Problem statement:
All records below are to be repeated exactly, with the pictures left out.

Input records:

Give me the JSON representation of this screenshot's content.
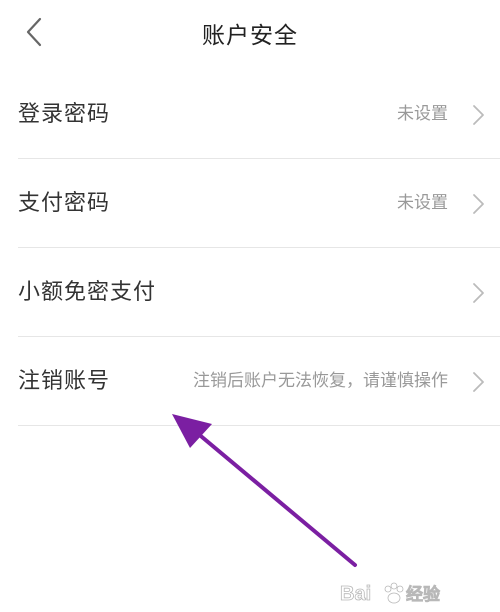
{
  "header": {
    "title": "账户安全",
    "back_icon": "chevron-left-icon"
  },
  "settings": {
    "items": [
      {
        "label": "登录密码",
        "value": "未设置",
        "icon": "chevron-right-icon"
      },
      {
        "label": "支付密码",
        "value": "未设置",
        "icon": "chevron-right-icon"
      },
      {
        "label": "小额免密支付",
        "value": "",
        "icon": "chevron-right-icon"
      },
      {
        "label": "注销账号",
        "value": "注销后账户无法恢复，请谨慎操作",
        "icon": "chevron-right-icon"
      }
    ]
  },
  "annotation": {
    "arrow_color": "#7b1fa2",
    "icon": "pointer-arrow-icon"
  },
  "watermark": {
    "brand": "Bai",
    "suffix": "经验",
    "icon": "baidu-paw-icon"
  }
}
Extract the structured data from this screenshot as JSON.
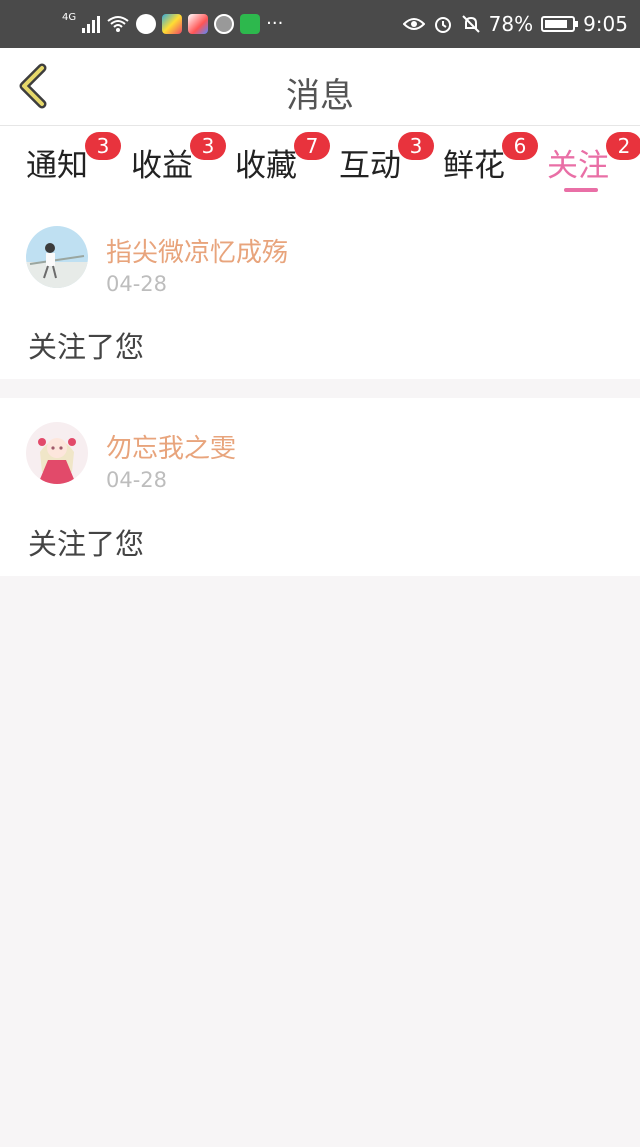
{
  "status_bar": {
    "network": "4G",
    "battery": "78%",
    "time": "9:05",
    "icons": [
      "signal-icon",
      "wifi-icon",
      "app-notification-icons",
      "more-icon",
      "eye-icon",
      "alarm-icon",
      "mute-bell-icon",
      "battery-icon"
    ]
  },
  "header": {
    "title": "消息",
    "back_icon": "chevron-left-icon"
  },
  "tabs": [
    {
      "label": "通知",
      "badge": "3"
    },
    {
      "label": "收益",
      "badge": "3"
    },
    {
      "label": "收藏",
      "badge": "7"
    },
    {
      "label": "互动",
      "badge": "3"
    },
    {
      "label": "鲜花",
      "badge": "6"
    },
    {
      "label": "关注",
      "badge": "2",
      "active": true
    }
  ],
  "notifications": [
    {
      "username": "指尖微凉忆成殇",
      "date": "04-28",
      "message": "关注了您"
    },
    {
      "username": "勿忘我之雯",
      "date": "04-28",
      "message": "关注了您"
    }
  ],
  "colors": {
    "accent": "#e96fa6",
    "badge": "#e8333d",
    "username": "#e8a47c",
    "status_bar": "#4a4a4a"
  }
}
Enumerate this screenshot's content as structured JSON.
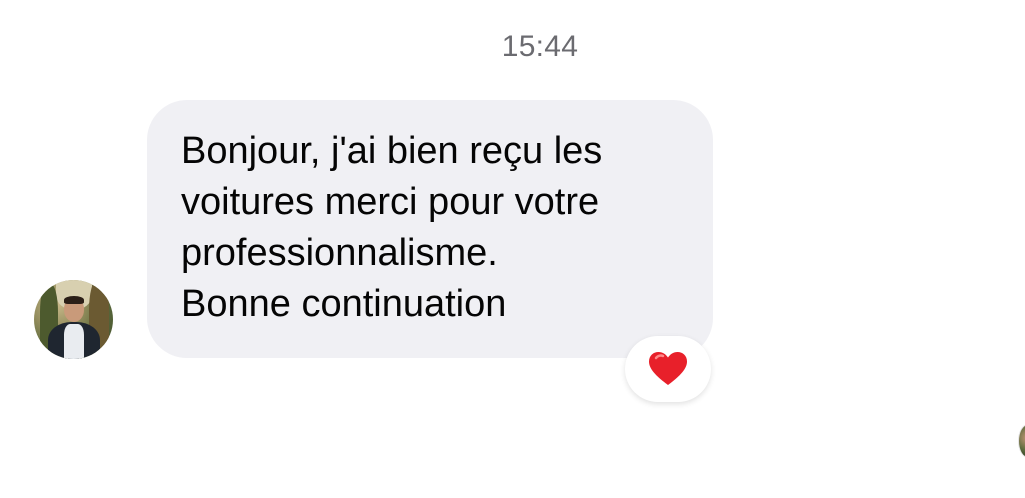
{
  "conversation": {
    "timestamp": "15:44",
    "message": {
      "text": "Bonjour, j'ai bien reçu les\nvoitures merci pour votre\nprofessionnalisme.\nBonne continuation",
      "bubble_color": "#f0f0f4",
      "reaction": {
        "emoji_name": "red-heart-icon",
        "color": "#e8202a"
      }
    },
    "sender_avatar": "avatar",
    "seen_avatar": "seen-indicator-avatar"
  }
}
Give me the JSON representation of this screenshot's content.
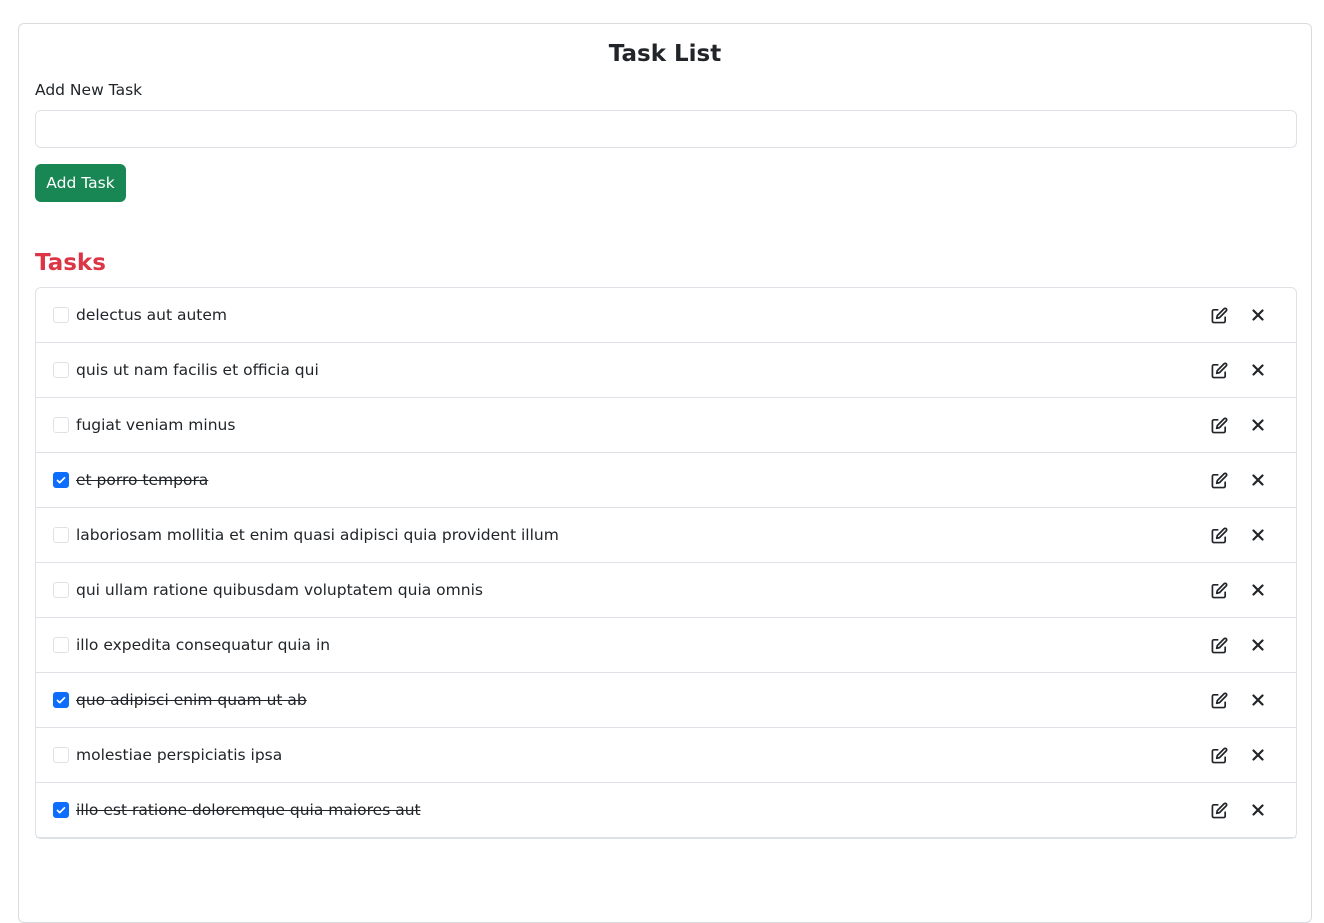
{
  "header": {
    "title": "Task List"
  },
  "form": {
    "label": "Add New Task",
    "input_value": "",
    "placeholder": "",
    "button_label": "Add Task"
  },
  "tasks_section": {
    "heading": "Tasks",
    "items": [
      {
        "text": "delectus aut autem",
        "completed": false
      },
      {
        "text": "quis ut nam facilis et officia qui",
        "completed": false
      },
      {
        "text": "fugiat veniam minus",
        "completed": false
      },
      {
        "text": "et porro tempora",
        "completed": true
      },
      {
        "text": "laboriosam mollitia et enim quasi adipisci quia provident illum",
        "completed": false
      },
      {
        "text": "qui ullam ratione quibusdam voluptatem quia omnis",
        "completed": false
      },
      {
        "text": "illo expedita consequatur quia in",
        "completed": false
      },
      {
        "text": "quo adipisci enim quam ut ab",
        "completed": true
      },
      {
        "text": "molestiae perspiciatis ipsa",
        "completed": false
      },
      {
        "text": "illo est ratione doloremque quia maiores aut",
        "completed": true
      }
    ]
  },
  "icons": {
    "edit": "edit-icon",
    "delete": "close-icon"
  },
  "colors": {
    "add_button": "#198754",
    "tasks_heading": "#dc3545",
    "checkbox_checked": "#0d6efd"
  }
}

Written response:
Give me the JSON representation of this screenshot's content.
{
  "header": {
    "title": "账户安全",
    "back_icon": "chevron-left-icon"
  },
  "settings": {
    "items": [
      {
        "label": "登录密码",
        "value": "未设置",
        "icon": "chevron-right-icon"
      },
      {
        "label": "支付密码",
        "value": "未设置",
        "icon": "chevron-right-icon"
      },
      {
        "label": "小额免密支付",
        "value": "",
        "icon": "chevron-right-icon"
      },
      {
        "label": "注销账号",
        "value": "注销后账户无法恢复，请谨慎操作",
        "icon": "chevron-right-icon"
      }
    ]
  },
  "annotation": {
    "arrow_color": "#7b1fa2",
    "icon": "pointer-arrow-icon"
  },
  "watermark": {
    "brand": "Bai",
    "suffix": "经验",
    "icon": "baidu-paw-icon"
  }
}
Extract the structured data from this screenshot as JSON.
{
  "status_bar": {
    "network": "4G",
    "battery": "78%",
    "time": "9:05",
    "icons": [
      "signal-icon",
      "wifi-icon",
      "app-notification-icons",
      "more-icon",
      "eye-icon",
      "alarm-icon",
      "mute-bell-icon",
      "battery-icon"
    ]
  },
  "header": {
    "title": "消息",
    "back_icon": "chevron-left-icon"
  },
  "tabs": [
    {
      "label": "通知",
      "badge": "3"
    },
    {
      "label": "收益",
      "badge": "3"
    },
    {
      "label": "收藏",
      "badge": "7"
    },
    {
      "label": "互动",
      "badge": "3"
    },
    {
      "label": "鲜花",
      "badge": "6"
    },
    {
      "label": "关注",
      "badge": "2",
      "active": true
    }
  ],
  "notifications": [
    {
      "username": "指尖微凉忆成殇",
      "date": "04-28",
      "message": "关注了您"
    },
    {
      "username": "勿忘我之雯",
      "date": "04-28",
      "message": "关注了您"
    }
  ],
  "colors": {
    "accent": "#e96fa6",
    "badge": "#e8333d",
    "username": "#e8a47c",
    "status_bar": "#4a4a4a"
  }
}
Enumerate this screenshot's content as structured JSON.
{
  "conversation": {
    "timestamp": "15:44",
    "message": {
      "text": "Bonjour, j'ai bien reçu les\nvoitures merci pour votre\nprofessionnalisme.\nBonne continuation",
      "bubble_color": "#f0f0f4",
      "reaction": {
        "emoji_name": "red-heart-icon",
        "color": "#e8202a"
      }
    },
    "sender_avatar": "avatar",
    "seen_avatar": "seen-indicator-avatar"
  }
}
Give me the JSON representation of this screenshot's content.
{
  "header": {
    "title": "Task List"
  },
  "form": {
    "label": "Add New Task",
    "input_value": "",
    "placeholder": "",
    "button_label": "Add Task"
  },
  "tasks_section": {
    "heading": "Tasks",
    "items": [
      {
        "text": "delectus aut autem",
        "completed": false
      },
      {
        "text": "quis ut nam facilis et officia qui",
        "completed": false
      },
      {
        "text": "fugiat veniam minus",
        "completed": false
      },
      {
        "text": "et porro tempora",
        "completed": true
      },
      {
        "text": "laboriosam mollitia et enim quasi adipisci quia provident illum",
        "completed": false
      },
      {
        "text": "qui ullam ratione quibusdam voluptatem quia omnis",
        "completed": false
      },
      {
        "text": "illo expedita consequatur quia in",
        "completed": false
      },
      {
        "text": "quo adipisci enim quam ut ab",
        "completed": true
      },
      {
        "text": "molestiae perspiciatis ipsa",
        "completed": false
      },
      {
        "text": "illo est ratione doloremque quia maiores aut",
        "completed": true
      }
    ]
  },
  "icons": {
    "edit": "edit-icon",
    "delete": "close-icon"
  },
  "colors": {
    "add_button": "#198754",
    "tasks_heading": "#dc3545",
    "checkbox_checked": "#0d6efd"
  }
}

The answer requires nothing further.